EXERCISE REQUIREMENTS: Having found the line that contains "Parse this screenshot: output", please retype only it and every line after it up to the end of the entries, exactly as written.

Records from a data collection:
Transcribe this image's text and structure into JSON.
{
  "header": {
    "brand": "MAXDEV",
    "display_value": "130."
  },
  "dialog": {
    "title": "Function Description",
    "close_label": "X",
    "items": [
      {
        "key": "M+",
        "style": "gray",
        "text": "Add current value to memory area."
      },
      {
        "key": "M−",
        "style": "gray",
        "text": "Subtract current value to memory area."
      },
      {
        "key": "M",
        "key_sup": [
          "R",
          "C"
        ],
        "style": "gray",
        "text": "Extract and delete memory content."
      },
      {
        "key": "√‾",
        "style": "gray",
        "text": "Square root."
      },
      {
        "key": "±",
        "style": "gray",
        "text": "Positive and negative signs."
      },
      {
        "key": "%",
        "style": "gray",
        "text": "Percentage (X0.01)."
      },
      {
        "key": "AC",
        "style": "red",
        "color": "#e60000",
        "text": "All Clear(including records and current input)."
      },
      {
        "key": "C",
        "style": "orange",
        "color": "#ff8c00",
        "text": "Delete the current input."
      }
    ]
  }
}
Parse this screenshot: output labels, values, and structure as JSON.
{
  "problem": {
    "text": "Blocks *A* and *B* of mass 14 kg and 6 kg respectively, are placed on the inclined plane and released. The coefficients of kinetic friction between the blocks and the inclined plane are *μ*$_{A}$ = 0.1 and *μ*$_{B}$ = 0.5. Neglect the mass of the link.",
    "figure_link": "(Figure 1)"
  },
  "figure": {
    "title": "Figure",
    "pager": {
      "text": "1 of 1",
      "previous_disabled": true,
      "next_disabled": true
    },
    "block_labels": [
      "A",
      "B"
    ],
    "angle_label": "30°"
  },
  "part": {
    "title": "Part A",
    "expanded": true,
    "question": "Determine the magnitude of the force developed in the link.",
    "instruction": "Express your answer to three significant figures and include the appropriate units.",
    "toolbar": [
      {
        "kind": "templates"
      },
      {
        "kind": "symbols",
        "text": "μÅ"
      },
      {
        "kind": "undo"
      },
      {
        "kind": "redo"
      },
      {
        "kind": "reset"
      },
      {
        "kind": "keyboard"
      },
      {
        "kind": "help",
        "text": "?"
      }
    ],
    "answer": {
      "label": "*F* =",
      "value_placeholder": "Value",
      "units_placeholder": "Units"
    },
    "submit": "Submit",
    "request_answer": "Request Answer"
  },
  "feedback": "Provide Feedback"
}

TASK ANSWER:
Parse this screenshot: output labels, values, and structure as JSON.
{
  "problem": {
    "text": "Blocks *A* and *B* of mass 14 kg and 6 kg respectively, are placed on the inclined plane and released. The coefficients of kinetic friction between the blocks and the inclined plane are *μ*$_{A}$ = 0.1 and *μ*$_{B}$ = 0.5. Neglect the mass of the link.",
    "figure_link": "(Figure 1)"
  },
  "figure": {
    "title": "Figure",
    "pager": {
      "text": "1 of 1",
      "previous_disabled": true,
      "next_disabled": true
    },
    "block_labels": [
      "A",
      "B"
    ],
    "angle_label": "30°"
  },
  "part": {
    "title": "Part A",
    "expanded": true,
    "question": "Determine the magnitude of the force developed in the link.",
    "instruction": "Express your answer to three significant figures and include the appropriate units.",
    "toolbar": [
      {
        "kind": "templates"
      },
      {
        "kind": "symbols",
        "text": "μÅ"
      },
      {
        "kind": "undo"
      },
      {
        "kind": "redo"
      },
      {
        "kind": "reset"
      },
      {
        "kind": "keyboard"
      },
      {
        "kind": "help",
        "text": "?"
      }
    ],
    "answer": {
      "label": "*F* =",
      "value_placeholder": "Value",
      "units_placeholder": "Units"
    },
    "submit": "Submit",
    "request_answer": "Request Answer"
  },
  "feedback": "Provide Feedback"
}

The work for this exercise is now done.